The family of a man charged with making a bomb threat on an Canadian plane flying over U.S. airspace on Friday morning says he has a history of mental illness.
The suspect, 25-year-old Canadian Ali Shahi, was released on bail Saturday morning.
Sunwing Flight 722 was en route from Toronto to Panama City, flying over West Virginia about 45 minutes into the trip when Shahi became unruly and threatened to blow up the plane, reportedly because the cost of cigarettes on the plane was 25 cents less than what he’d paid at the airport. Shahi, who was reportedly traveling with his girlfriend, wanted to be reimbursed for the difference, according to Canadian news service CBC.
Another report from British newspaper The Guardian says Shahi “became angry after learning that the duty-free items he wanted were not for sale.”
The flight had 181 passengers, two infants, two pilots and four flight attendants on board, according to CBC.
The pilot turned the flight around to head back for an emergency landing at Toronto’s Pearson International Airport. The plane made the trip accompanied by two U.S. F-16 military jets dispatched out of Toledo, Ohio.
When the plane landed, passenger video (watch it above) shows an armed SWAT team swarming onto the plane to arrest Shahi.
CBC reports, “Shahi was charged with mischief to property, mischief interfering of the lawful enjoyment of property, uttering threats and endangering the safety of an aircraft. He was released on $1,000 bail after appearing at a Brampton court. Shahi was ordered not to board a plane or enter Pearson International Airport as part of the conditions for his release.”
His family, meanwhile, says they have sought help for Shahi’s alleged mental problems, including depression, for years but couldn’t admit him to a mental institution against his will. Family members tell CBC he also had a gambling problem that caused him to lose $6,000 in student loan money.
"I am sorry for what happened on the flight, but Ali is not at fault," his father Shadegh Shahi told CBC. "I blame the police and health system. We called the police for help more than 23 times in the last two to three years, but unfortunately they did nothing to help us or help my son."

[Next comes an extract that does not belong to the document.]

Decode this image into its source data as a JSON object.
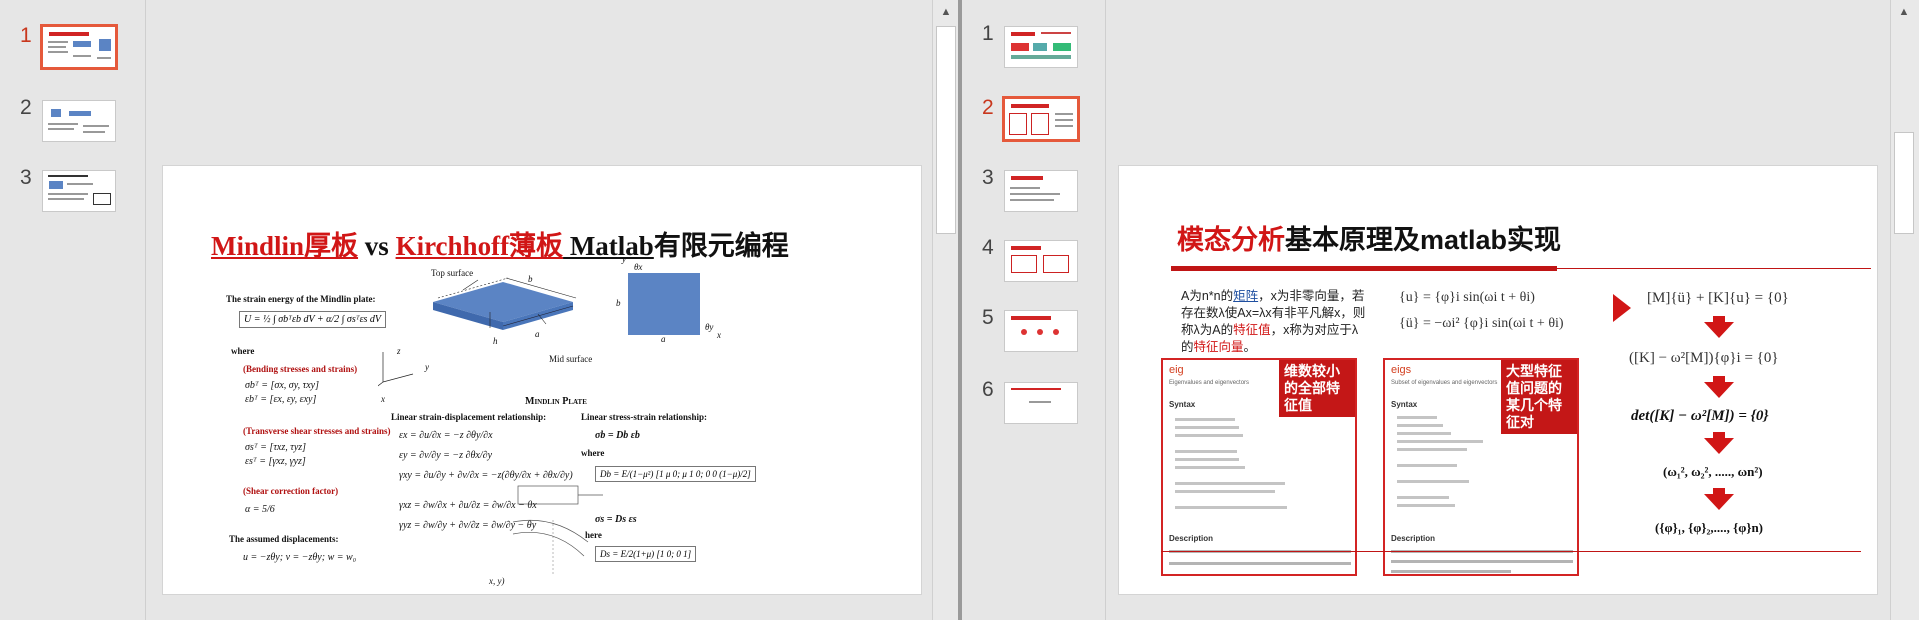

CBC reports, “Shahi … stayed briefly at Mississauga's Credit Valley Hospital for mental health issues, family members said. What was supposed to be a month-long treatment lasted only a few weeks after the hospital discharged him for ‘not following rules,’ Shahi's father said.”

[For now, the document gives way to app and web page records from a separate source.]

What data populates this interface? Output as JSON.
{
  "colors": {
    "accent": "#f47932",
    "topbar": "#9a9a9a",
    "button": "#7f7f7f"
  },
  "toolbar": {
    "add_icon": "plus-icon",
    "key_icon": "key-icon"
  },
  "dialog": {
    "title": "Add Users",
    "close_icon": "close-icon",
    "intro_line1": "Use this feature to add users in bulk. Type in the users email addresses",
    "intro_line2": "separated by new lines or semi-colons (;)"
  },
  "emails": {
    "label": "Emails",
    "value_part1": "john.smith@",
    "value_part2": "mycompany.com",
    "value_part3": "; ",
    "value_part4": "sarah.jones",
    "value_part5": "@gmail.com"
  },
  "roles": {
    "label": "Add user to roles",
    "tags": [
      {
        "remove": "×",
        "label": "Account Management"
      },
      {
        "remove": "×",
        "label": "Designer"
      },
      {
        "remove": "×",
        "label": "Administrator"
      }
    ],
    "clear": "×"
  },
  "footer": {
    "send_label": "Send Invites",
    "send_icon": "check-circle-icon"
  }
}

“Shahi attended the University of Toronto briefly. He now goes to Lakehead University in Thunder Bay and has changed majors several times,” family members told CBC.